For teenagers especially, you might ask: Do you ever find yourself yearning for a deeper life, or wanting something but you don’t know what it is?
Ask students if they are interested in learning how to think more clearly and feel more powerful. If they say yes, ask if they have practiced mindfulness. Assign and discuss research on its uses. Then students will ask you to let them practice.
Can you feel power over your own your own life if you don’t understand your own mind?
Mindfulness practice is one of the best ways to develop clarity of thinking as well as self-understanding. It is not only a practice you could do daily but a state of mind characterized by moment-by-moment awareness of thoughts, feelings, sensations and relationships. It allows us to notice the early stages of anxiety or habitual behavior, so we can interrupt either.
Do you only want to read about it, or do you want to experience it?
Would you prefer a few minutes of practice to start each day, or once or twice a week?
Model and practice with your children:
When you feel an impulse to turn to any social media platform, take 2 calming breaths and then ask yourself: Why do I want to do this now? Is it simply habit?
This way you create a gap between impulse and response. You decrease automatic behavior and increase insight.
A Little Compassion Goes A Long Way
If you’re on a social media platform and you notice yourself getting angry or feeling hurt:
Close your eyes, take a few breaths, and imagine the person who triggered your feelings. What exactly was said that set you off?
Then go back and check if what was said matches what you imagined. Ask yourself:
What might he or she have been feeling when she said it? What might she have been thinking? Why might she have said this? If she was angry, imagine the pain she might have been feeling.
Then shift your focus.
If you know this person outside of social media, or even if you don’t, is what you imagine this person meant by her text or tweet or whatever consistent with what you experienced in the past?
In your imagination, wish for him a sense of calm or peace, an easing of his pain.
Then shift to your breath. Notice the sensations or feelings that arise as you breathe in and out. Feel how your body expands as you inhale—and let’s go, relaxes, settles down as you exhale. Maybe feel your shoulders expand as you inhale. And as you exhale, notice how your shoulders drop, let go, and relax. Just sit for a second with that sense of relaxation and letting go.
In our world today, not only are we bombarded with messages to keep up with the latest technology, we feel that doing so makes us appear more important. The ping of the cell phone is an affirmation that we are valued.

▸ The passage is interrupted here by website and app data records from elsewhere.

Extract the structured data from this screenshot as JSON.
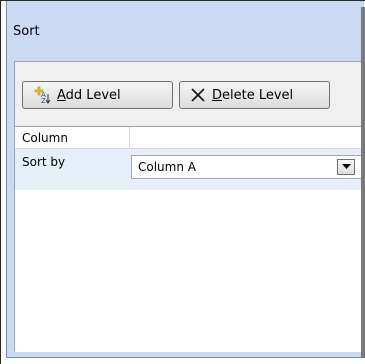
{
  "dialog": {
    "title": "Sort"
  },
  "toolbar": {
    "add_level": {
      "prefix": "A",
      "rest": "dd Level",
      "icon": "add-level-icon"
    },
    "delete_level": {
      "prefix": "D",
      "rest": "elete Level",
      "icon": "delete-x-icon"
    }
  },
  "grid": {
    "column_header": "Column",
    "row": {
      "label": "Sort by",
      "selected_value": "Column A",
      "dropdown_icon": "chevron-down-icon"
    }
  }
}
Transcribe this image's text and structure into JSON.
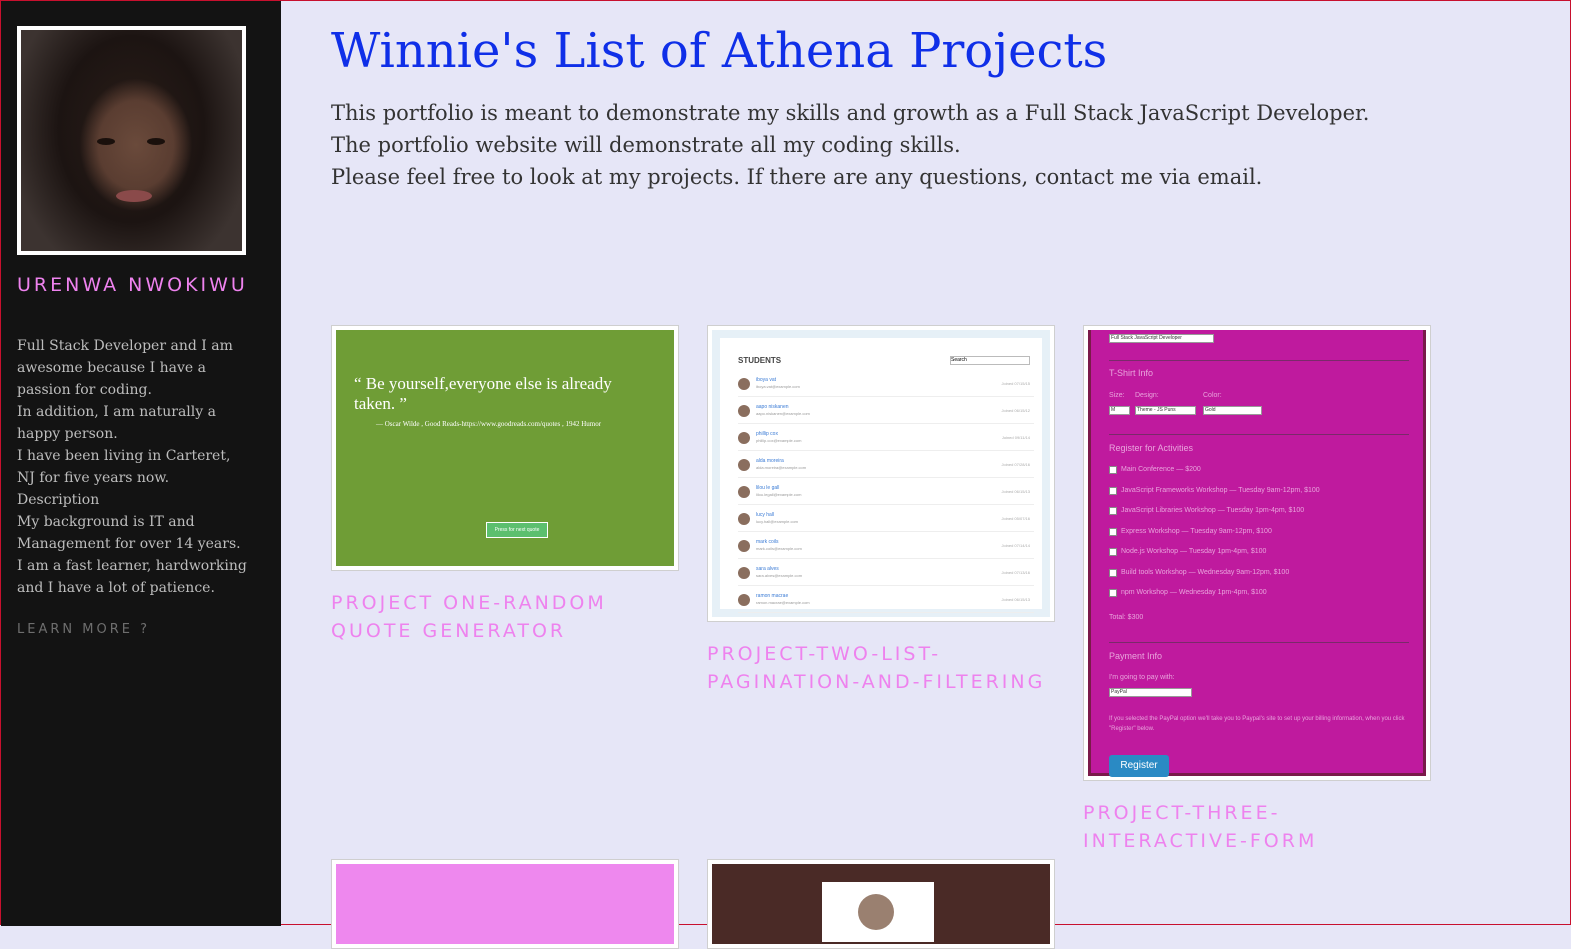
{
  "sidebar": {
    "name": "URENWA NWOKIWU",
    "bio": [
      "Full Stack Developer and I am awesome because I have a passion for coding.",
      "In addition, I am naturally a happy person.",
      "I have been living in Carteret, NJ for five years now.",
      "Description",
      "My background is IT and Management for over 14 years.",
      "I am a fast learner, hardworking and I have a lot of patience."
    ],
    "learn_more": "LEARN MORE ?"
  },
  "main": {
    "title": "Winnie's List of Athena Projects",
    "intro": [
      "This portfolio is meant to demonstrate my skills and growth as a Full Stack JavaScript Developer.",
      "The portfolio website will demonstrate all my coding skills.",
      "Please feel free to look at my projects. If there are any questions, contact me via email."
    ],
    "projects": [
      {
        "title": "PROJECT ONE-RANDOM QUOTE GENERATOR",
        "thumb_quote": "“ Be yourself,everyone else is already taken. ”",
        "thumb_source": "— Oscar Wilde , Good Reads-https://www.goodreads.com/quotes , 1942 Humor",
        "thumb_button": "Press for next quote"
      },
      {
        "title": "PROJECT-TWO-LIST-PAGINATION-AND-FILTERING",
        "thumb_header": "STUDENTS",
        "thumb_search": "Search",
        "thumb_students": [
          {
            "name": "iboya vat",
            "email": "iboya.vat@example.com",
            "joined": "Joined 07/15/15"
          },
          {
            "name": "aapo niskanen",
            "email": "aapo.niskanen@example.com",
            "joined": "Joined 06/15/12"
          },
          {
            "name": "phillip cox",
            "email": "phillip.cox@example.com",
            "joined": "Joined 09/11/14"
          },
          {
            "name": "alda moreira",
            "email": "alda.moreira@example.com",
            "joined": "Joined 07/28/16"
          },
          {
            "name": "lilou le gall",
            "email": "lilou.legall@example.com",
            "joined": "Joined 06/15/13"
          },
          {
            "name": "lucy hall",
            "email": "lucy.hall@example.com",
            "joined": "Joined 05/07/16"
          },
          {
            "name": "mark coils",
            "email": "mark.coils@example.com",
            "joined": "Joined 07/14/14"
          },
          {
            "name": "sara alves",
            "email": "sara.alves@example.com",
            "joined": "Joined 07/13/16"
          },
          {
            "name": "ramon macrae",
            "email": "ramon.macrae@example.com",
            "joined": "Joined 06/15/13"
          }
        ]
      },
      {
        "title": "PROJECT-THREE-INTERACTIVE-FORM",
        "thumb_job": "Full Stack JavaScript Developer",
        "thumb_tshirt": "T-Shirt Info",
        "thumb_size_label": "Size:",
        "thumb_design_label": "Design:",
        "thumb_color_label": "Color:",
        "thumb_size": "M",
        "thumb_design": "Theme - JS Puns",
        "thumb_color": "Gold",
        "thumb_activities_heading": "Register for Activities",
        "thumb_activities": [
          "Main Conference — $200",
          "JavaScript Frameworks Workshop — Tuesday 9am-12pm, $100",
          "JavaScript Libraries Workshop — Tuesday 1pm-4pm, $100",
          "Express Workshop — Tuesday 9am-12pm, $100",
          "Node.js Workshop — Tuesday 1pm-4pm, $100",
          "Build tools Workshop — Wednesday 9am-12pm, $100",
          "npm Workshop — Wednesday 1pm-4pm, $100"
        ],
        "thumb_total": "Total: $300",
        "thumb_payment_heading": "Payment Info",
        "thumb_pay_label": "I'm going to pay with:",
        "thumb_pay_method": "PayPal",
        "thumb_pay_note": "If you selected the PayPal option we'll take you to Paypal's site to set up your billing information, when you click \"Register\" below.",
        "thumb_register": "Register"
      },
      {
        "title": ""
      },
      {
        "title": ""
      }
    ]
  }
}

So, especially for young people who grow up with digital media, being disconnected means being less valuable. They fear what they might miss (FOMO), even to the extent of keeping their phones with them at night, which can interfere with sleep and contribute to anxiety and depression. This serves the interest of big corporations whose primary interest is in turning children into malleable consumers, not clear-thinking adults.
It is our responsibility as parents and teachers to model for our children how to feel more in control and less controlled by their cell phones and other media.

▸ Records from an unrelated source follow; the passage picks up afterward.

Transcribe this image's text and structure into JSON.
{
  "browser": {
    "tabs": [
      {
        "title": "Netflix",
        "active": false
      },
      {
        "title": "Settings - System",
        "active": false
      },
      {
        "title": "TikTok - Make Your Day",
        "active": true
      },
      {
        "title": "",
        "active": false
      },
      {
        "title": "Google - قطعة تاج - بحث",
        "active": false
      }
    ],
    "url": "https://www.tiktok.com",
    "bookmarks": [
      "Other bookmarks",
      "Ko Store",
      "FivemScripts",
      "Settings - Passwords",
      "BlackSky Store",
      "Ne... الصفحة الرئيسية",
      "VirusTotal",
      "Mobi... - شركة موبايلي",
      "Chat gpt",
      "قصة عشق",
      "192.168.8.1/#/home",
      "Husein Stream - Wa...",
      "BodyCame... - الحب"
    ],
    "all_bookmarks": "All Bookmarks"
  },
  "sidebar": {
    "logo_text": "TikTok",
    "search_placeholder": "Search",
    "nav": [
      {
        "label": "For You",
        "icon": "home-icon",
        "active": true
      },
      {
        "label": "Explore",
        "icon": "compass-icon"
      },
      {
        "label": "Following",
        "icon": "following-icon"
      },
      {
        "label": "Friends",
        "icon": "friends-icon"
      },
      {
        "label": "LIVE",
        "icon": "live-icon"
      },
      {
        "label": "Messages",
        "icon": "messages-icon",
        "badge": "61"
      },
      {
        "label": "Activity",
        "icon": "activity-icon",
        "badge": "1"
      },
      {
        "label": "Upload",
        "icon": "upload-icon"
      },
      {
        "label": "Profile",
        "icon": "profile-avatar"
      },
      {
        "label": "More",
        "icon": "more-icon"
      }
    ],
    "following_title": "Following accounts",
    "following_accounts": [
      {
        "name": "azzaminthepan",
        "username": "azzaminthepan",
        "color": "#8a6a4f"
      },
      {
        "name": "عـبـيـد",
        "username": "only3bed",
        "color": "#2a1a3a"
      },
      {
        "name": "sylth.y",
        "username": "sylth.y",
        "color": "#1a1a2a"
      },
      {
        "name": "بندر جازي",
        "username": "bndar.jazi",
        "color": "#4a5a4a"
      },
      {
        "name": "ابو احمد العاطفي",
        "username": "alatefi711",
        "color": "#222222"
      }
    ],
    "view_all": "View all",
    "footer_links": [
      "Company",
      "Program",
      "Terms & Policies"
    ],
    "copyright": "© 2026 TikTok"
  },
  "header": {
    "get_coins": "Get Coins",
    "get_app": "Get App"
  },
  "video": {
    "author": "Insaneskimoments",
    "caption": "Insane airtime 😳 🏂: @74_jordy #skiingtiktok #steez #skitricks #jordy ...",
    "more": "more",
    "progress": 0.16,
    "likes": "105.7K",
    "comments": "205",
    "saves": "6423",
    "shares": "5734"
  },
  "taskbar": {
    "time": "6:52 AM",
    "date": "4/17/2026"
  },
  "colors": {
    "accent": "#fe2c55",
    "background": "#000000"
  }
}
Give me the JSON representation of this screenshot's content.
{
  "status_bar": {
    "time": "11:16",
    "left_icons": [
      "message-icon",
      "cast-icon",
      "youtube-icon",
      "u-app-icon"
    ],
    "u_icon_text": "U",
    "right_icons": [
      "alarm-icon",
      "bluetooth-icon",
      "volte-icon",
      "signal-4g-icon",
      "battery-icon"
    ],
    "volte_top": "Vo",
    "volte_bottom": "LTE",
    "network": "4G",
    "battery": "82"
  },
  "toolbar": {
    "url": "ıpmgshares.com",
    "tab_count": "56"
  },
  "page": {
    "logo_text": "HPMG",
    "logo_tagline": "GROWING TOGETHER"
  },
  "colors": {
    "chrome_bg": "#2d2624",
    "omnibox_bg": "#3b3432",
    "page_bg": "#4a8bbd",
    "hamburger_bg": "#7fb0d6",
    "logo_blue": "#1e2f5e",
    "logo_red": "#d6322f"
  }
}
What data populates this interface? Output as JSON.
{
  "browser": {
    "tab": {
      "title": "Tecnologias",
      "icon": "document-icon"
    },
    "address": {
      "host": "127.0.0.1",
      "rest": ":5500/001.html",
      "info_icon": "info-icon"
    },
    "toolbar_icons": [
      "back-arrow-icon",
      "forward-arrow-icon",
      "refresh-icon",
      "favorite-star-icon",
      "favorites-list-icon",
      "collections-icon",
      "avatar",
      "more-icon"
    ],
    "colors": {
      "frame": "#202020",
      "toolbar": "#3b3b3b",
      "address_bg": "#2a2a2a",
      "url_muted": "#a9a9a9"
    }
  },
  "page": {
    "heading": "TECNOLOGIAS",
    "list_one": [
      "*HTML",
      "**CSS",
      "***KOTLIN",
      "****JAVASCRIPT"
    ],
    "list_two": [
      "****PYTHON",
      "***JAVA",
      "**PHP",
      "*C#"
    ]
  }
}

When students feel the class is a safe community, concerned with the issues that stir them, they will more readily engage in the class. They will engage even in discussions that require questioning of their own habits and beliefs, even in questioning and becoming more aware of their habitual use of their phones and other media.
Ira Rabois has many years of experience as a secondary school teacher, instructor in the traditional Japanese martial arts, and meditation practitioner. While teaching for 27 years at the Lehman Alternative School in Ithaca, N. Y., he developed an innovative curriculum in English, Philosophy, History, Drama, Martial Arts, and Psychology, and refined a method of mindful questioning. He writes a blog on education and mindfulness. Mr. Rabois is the author of Compassionate Critical Thinking: How Mindfulness, Creativity, Empathy, and Socratic Questioning Can Transform Teaching. www.IraRabois.com.
This post is adapted from one originally published by Mindfulteachers.org.